Please show every line in the entries below that includes the word "type".

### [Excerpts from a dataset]
========================

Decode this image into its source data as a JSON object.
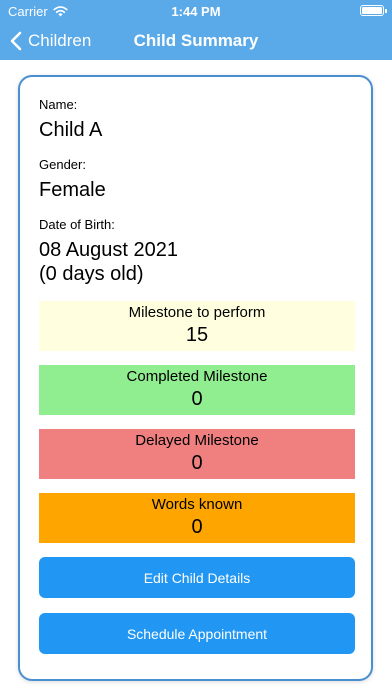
{
  "status_bar": {
    "carrier": "Carrier",
    "time": "1:44 PM"
  },
  "nav": {
    "back_label": "Children",
    "title": "Child Summary"
  },
  "child": {
    "name_label": "Name:",
    "name": "Child A",
    "gender_label": "Gender:",
    "gender": "Female",
    "dob_label": "Date of Birth:",
    "dob": "08 August 2021",
    "age": "(0 days old)"
  },
  "stats": [
    {
      "label": "Milestone to perform",
      "value": "15",
      "color": "#ffffe0"
    },
    {
      "label": "Completed Milestone",
      "value": "0",
      "color": "#90ee90"
    },
    {
      "label": "Delayed Milestone",
      "value": "0",
      "color": "#f08080"
    },
    {
      "label": "Words known",
      "value": "0",
      "color": "#ffa500"
    }
  ],
  "actions": {
    "edit_label": "Edit Child Details",
    "schedule_label": "Schedule Appointment"
  },
  "colors": {
    "header": "#5aa9e8",
    "card_border": "#4a8fd0",
    "button": "#2196f3"
  }
}
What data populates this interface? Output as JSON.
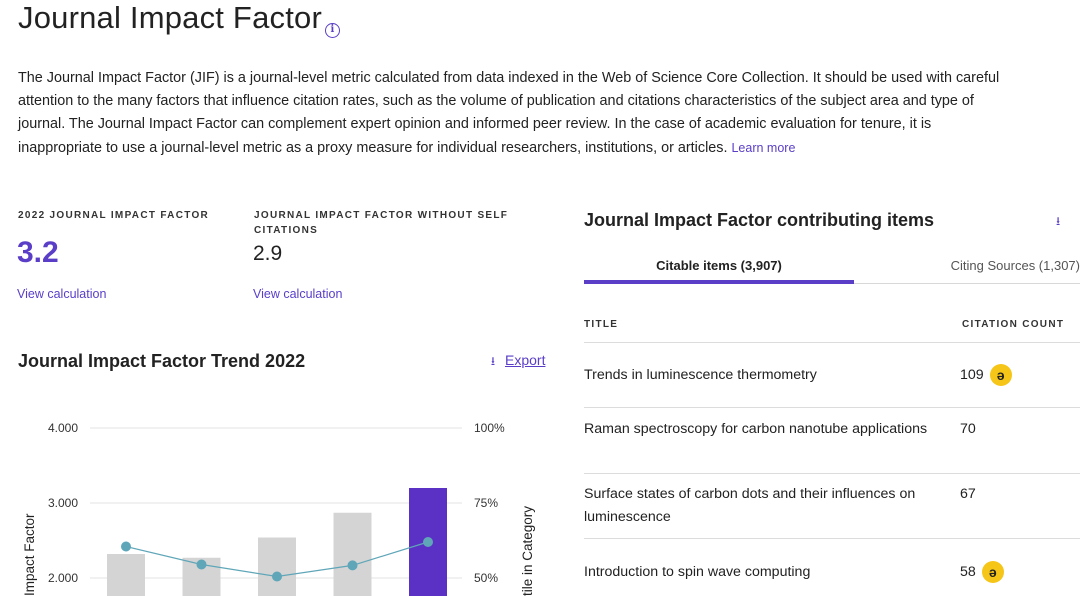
{
  "page": {
    "title": "Journal Impact Factor",
    "info_icon": "info-icon",
    "description": "The Journal Impact Factor (JIF) is a journal-level metric calculated from data indexed in the Web of Science Core Collection. It should be used with careful attention to the many factors that influence citation rates, such as the volume of publication and citations characteristics of the subject area and type of journal. The Journal Impact Factor can complement expert opinion and informed peer review. In the case of academic evaluation for tenure, it is inappropriate to use a journal-level metric as a proxy measure for individual researchers, institutions, or articles.",
    "learn_more": "Learn more"
  },
  "metrics": {
    "jif_label": "2022 JOURNAL IMPACT FACTOR",
    "jif_value": "3.2",
    "jif_link": "View calculation",
    "noself_label": "JOURNAL IMPACT FACTOR WITHOUT SELF CITATIONS",
    "noself_value": "2.9",
    "noself_link": "View calculation"
  },
  "trend": {
    "title": "Journal Impact Factor Trend 2022",
    "export_label": "Export",
    "export_icon": "download-icon"
  },
  "chart_data": {
    "type": "bar",
    "title": "Journal Impact Factor Trend 2022",
    "ylabel": "Impact Factor",
    "y2label": "tile in Category",
    "ylim": [
      0,
      4
    ],
    "y_ticks": [
      "4.000",
      "3.000",
      "2.000"
    ],
    "y2lim": [
      0,
      100
    ],
    "y2_ticks": [
      "100%",
      "75%",
      "50%"
    ],
    "series": [
      {
        "values": [
          2.32,
          2.27,
          2.54,
          2.87,
          3.2
        ],
        "kind": "bar",
        "colors": [
          "#d4d4d4",
          "#d4d4d4",
          "#d4d4d4",
          "#d4d4d4",
          "#5a30c5"
        ]
      },
      {
        "values": [
          60.5,
          54.5,
          50.5,
          54.2,
          62
        ],
        "kind": "line",
        "axis": "right",
        "color": "#5fa6b8"
      }
    ],
    "grid": true
  },
  "contrib": {
    "title": "Journal Impact Factor contributing items",
    "download_icon": "download-icon",
    "tab_citable": "Citable items (3,907)",
    "tab_citing": "Citing Sources (1,307)",
    "col_title": "TITLE",
    "col_count": "CITATION COUNT",
    "rows": [
      {
        "title": "Trends in luminescence thermometry",
        "count": "109",
        "open_access": true
      },
      {
        "title": "Raman spectroscopy for carbon nanotube applications",
        "count": "70",
        "open_access": false
      },
      {
        "title": "Surface states of carbon dots and their influences on luminescence",
        "count": "67",
        "open_access": false
      },
      {
        "title": "Introduction to spin wave computing",
        "count": "58",
        "open_access": true
      }
    ]
  },
  "colors": {
    "accent": "#5a3ec8",
    "bar_gray": "#d4d4d4",
    "line_teal": "#5fa6b8",
    "oa_yellow": "#f5c518"
  }
}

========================

### [The completed task]
    "description": "The Journal Impact Factor (JIF) is a journal-level metric calculated from data indexed in the Web of Science Core Collection. It should be used with careful attention to the many factors that influence citation rates, such as the volume of publication and citations characteristics of the subject area and type of journal. The Journal Impact Factor can complement expert opinion and informed peer review. In the case of academic evaluation for tenure, it is inappropriate to use a journal-level metric as a proxy measure for individual researchers, institutions, or articles.",
    "type": "bar",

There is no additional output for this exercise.